Perhaps the higher-education fuse is 25 years long, perhaps 40. But it ends someday, in our lifetimes. There’s still time for higher-education institutions to use technology to their advantage, to move to a more-sustainable cost structure, and to win customers with a combination of superior service and reasonable price.
The reference to the hot predictions of 1997 is telling, because this is really hackneyed stuff. The CEO wannabes who populate the Chronicle have been issuing and trying to implement these calls for universities to “transform themselves before being overtaken by the digital future” weekly for the past 15+ years. Carey even quotes a finger-wagging management expert at us. Perhaps universities should run themselves more like private businesses, since we all know how brilliantly and efficiently they are managed? (Oh wait . . . . ) In fact, higher education is one of the few American products anyone still wants to buy. It has successfully expanded while the newspaper business has been in a state of perpetual concentration and collapse more or less since World War II.

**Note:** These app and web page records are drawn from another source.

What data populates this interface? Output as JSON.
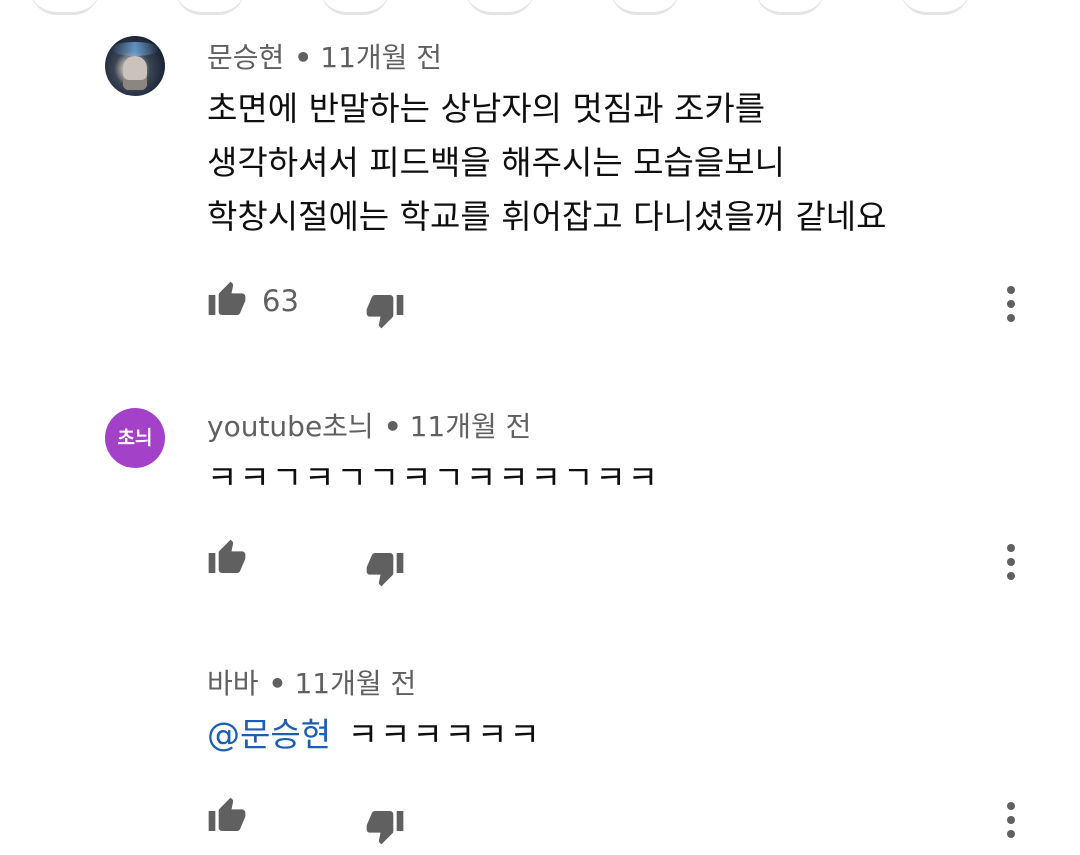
{
  "comments": [
    {
      "author": "문승현",
      "separator": "•",
      "time": "11개월 전",
      "lines": [
        "초면에 반말하는 상남자의 멋짐과 조카를",
        "생각하셔서 피드백을 해주시는 모습을보니",
        "학창시절에는 학교를 휘어잡고 다니셨을꺼 같네요"
      ],
      "likes": "63",
      "avatar": "profile-photo"
    },
    {
      "author": "youtube초늬",
      "separator": "•",
      "time": "11개월 전",
      "text": "ㅋㅋㄱㅋㄱㄱㅋㄱㅋㅋㅋㄱㅋㅋ",
      "avatar_text": "초늬",
      "avatar_color": "#a342c9"
    },
    {
      "author": "바바",
      "separator": "•",
      "time": "11개월 전",
      "mention": "@문승현",
      "text": "ㅋㅋㅋㅋㅋㅋ"
    }
  ],
  "icons": {
    "like": "thumbs-up-icon",
    "dislike": "thumbs-down-icon",
    "more": "more-vert-icon"
  },
  "colors": {
    "meta_text": "#606060",
    "body_text": "#0f0f0f",
    "mention": "#1a5fb4",
    "avatar_purple": "#a342c9",
    "icon": "#606060"
  }
}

The only really dangerous newspaper example that universities might follow is listening to the advice of cookie-cutter futurologists like the writer of the article. The newspaper business responded to the competitive pressure of electonic media by continually insulting and slowly abandoning its core audience, readers, in pursuit of doomed-from-conception efforts to make themselves more like the media that were supplanting them. Funny thing, actual television is better at being TV-like than the printed page. USA Today seemed bad enough when it debuted, but it looks fairly good compared to what many local newspapers became when they started turning themselves into crayon boxes — it often seems as if the graphic designers were the only competent people working at a lot of the local papers I have had to read, and these days the graphic designers (and the ad sales people) may be the only people still working, period.

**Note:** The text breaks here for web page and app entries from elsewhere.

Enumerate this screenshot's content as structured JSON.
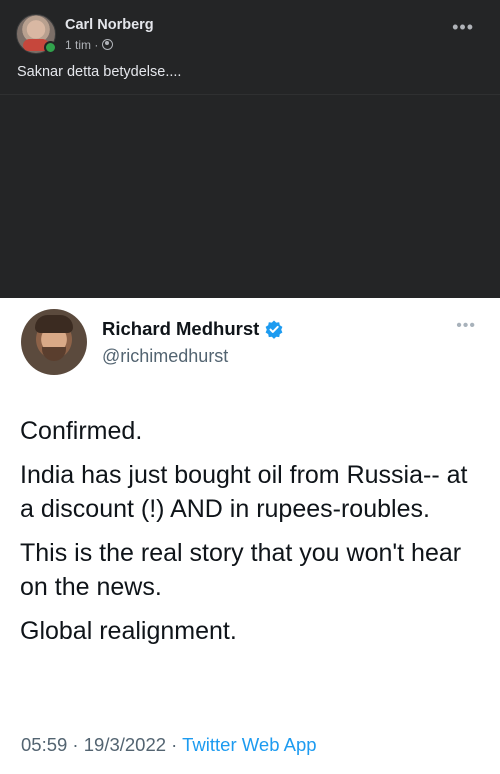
{
  "facebook_post": {
    "author": "Carl Norberg",
    "time": "1 tim ·",
    "text": "Saknar detta betydelse....",
    "more_icon": "ellipsis-icon",
    "privacy_icon": "globe-icon",
    "online_color": "#31a24c"
  },
  "tweet": {
    "name": "Richard Medhurst",
    "handle": "@richimedhurst",
    "verified_color": "#1d9bf0",
    "paragraphs": [
      "Confirmed.",
      "India has just bought oil from Russia-- at a discount (!) AND in rupees-roubles.",
      "This is the real story that you won't hear on the news.",
      "Global realignment."
    ],
    "timestamp": "05:59 · 19/3/2022 · ",
    "source": "Twitter Web App"
  }
}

Personally, I pity the suckers who sign up for “Kaplan University” or UPhoenix or some storefront operation thinking they are getting a cheap substitute for a university education, a complex product that combines brokered prestige, a concentrated set of life experiences, various kinds of apprenticeship, and a network of personal relationships along with information delivered. Online or “distance” education (as they used to call it in the Chronicle) handles the last item only, and usually in an attentuated form. (I have been asked to develop online courses, and the amount of material I would have been able to include in an online version of one of my regular “live” semester courses would have been a fraction of what I usually cover. It was like what happens when you teach a course in the summer, cut by half.)
Online “universities” are a branch of the corporate training business, with a touch of the books-on-tape end of the publishing industry, that has tried to borrow some of the cachet of the “university” brand. There is certainly a place for online education, but until the day that a guy like Kevin Carey or Brad DeLong is ready to trust their health or their legal defense or their own children’s education (or something equally crucial) to a person who learned everything they know from a Web site, universities are not going to be replaced.
Improved is another matter.